The Practical Uses of Pee
While most of us think of pee as something to get rid of, some people -- both in modern and historical times -- have thought of pee as something to acquire, that is, as a useful and valuable substance which can be put to such uses as:
In the first century AD, the Roman's so valued the use of urine in the tanning industry that they imposed a tax upon it (the Roman Pee Tax. Most cultures never went that far in acclaiming it's worth. However vast numbers of cultures did discover the value of urine in tanning animal skins. Some merely sprinkled (tinkled?) urine on the toughest part of the hide, to soften it for working, while others actually soaked the hide directly in a container of pee.
One of the tasks acomplished through pee soaking was to dissolve fatty tissues and flesh that had remained on the hide after skinning. Once soaked in urine, the tissues semi-dissolved and could be scraped off much more easily. (Flesh left on the hide will stiffen and rot.) In a later phase of the tanning process, urine is rubbed onto the outside of the skin to remove any unwanted hair as well as the out layer of skin. Mixed with quicklime and wood ash, the urine loosens the hair, allowing it to be scraped off.
Urine has a variety of uses in the dying industry. First, it acts as a cleansing agent, removing oils and dirt -- especially important in preparing wool for dying. Reportedly, the resultant wool, once dried, is not only much cleaner, but also extraordinarily soft to the touch.
The second use for urine is as an extracting agent. Specifically, certain natural substances, when soaked in stale urine, will yield up a highly valued and highly useable pigmentation. For example, fermenting the lichen orchil in old pee will yield a lovely purple coloration that can then be used to die wool and cotton.
Finally, urine may be used as a dying medium and fixative. Add your coloring agent to the urine, toss in your wool or cotton, let soak, and voila. Interestingly enough, some who've experimented with the process say that fresh urine is better for this part of the process -- as rotten pee leaves in the fabric a rotton pee odor.
Naturally, if one thinks about the quantity of fabric necessary to make a large item of clothing (such as a dress or cloak), one cannot help but ponder the fact that a large quantity of fabric would require a large volume of liquid in which to be soaked for dying. The obvious question therefore is, "Where is all this urine coming from?"
And the answer is that most folks save up their own or their family's urine for the process. However, urban legend in remote parts of the U.K. would have it that some dyers used to leave a tub out for the lads to fill on their way home from the pub. Certainly there would be a value in having such ready contributors of fresh urine (such as a better smelling and more hygenic dye), but there is no proof that this practice really took place.
A more peculiar piece of folk history claims that some dyers would only use the fresh urine of nursing infants. The urine, which was obtained by squeezing out the diapers, then made from dried moss (in Britain at least), was saved until there was enough for a batch of dye. While this practice may seem a bit peculiar, as though harking back to witchcraft and superstitions, it is worth noting that breast fed babies do not have the same nasty odors in their sweat, urine, and poop as do adults and children eating solid food (especially meat).
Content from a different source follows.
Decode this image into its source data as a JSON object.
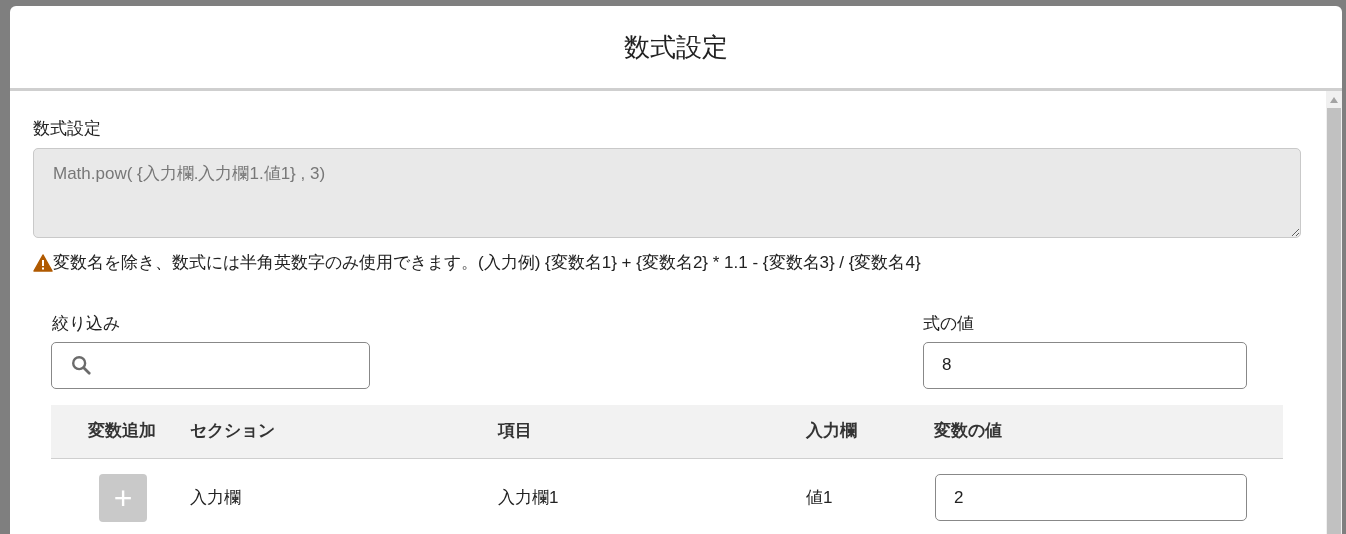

While zillions of products marketed in the supermarket and online profess to clean away urine stains, giving the sense that urine is a powerful soiling agent only, urine itself has actually been used as a bleaching agent for centuries -- perhaps millenia. This fact may make more sense when you consider that both bleach and urine are strongly alkali and that both have the ability to dissolve or disintegrate biological material (seen Tanning, above. Nonetheless, most modern folks balk at adding fresh urine to the laundry machine ("But won't it make the clothes stinky?"), although they are quite confident about pouring nasty smelling, caustic bleach in with the wash.
But of course it is not the stink that makes urine a good bleach. It's the ammonia. (Don't believe me? Check the ingredients on a bottle of Mr.Clean.)
While it's hard to tell how extensive this practice really was, it is documented that at least some folks found that hanging their tobacco in the outhouse mellowed it and, oddly enough, lessened the stink it created when burned (as in a gentleman's after dinner cigar). Go figure.
Information about the origin of this practice is sketchy. But it is intriguing to note that the 1771 edition of Encyclop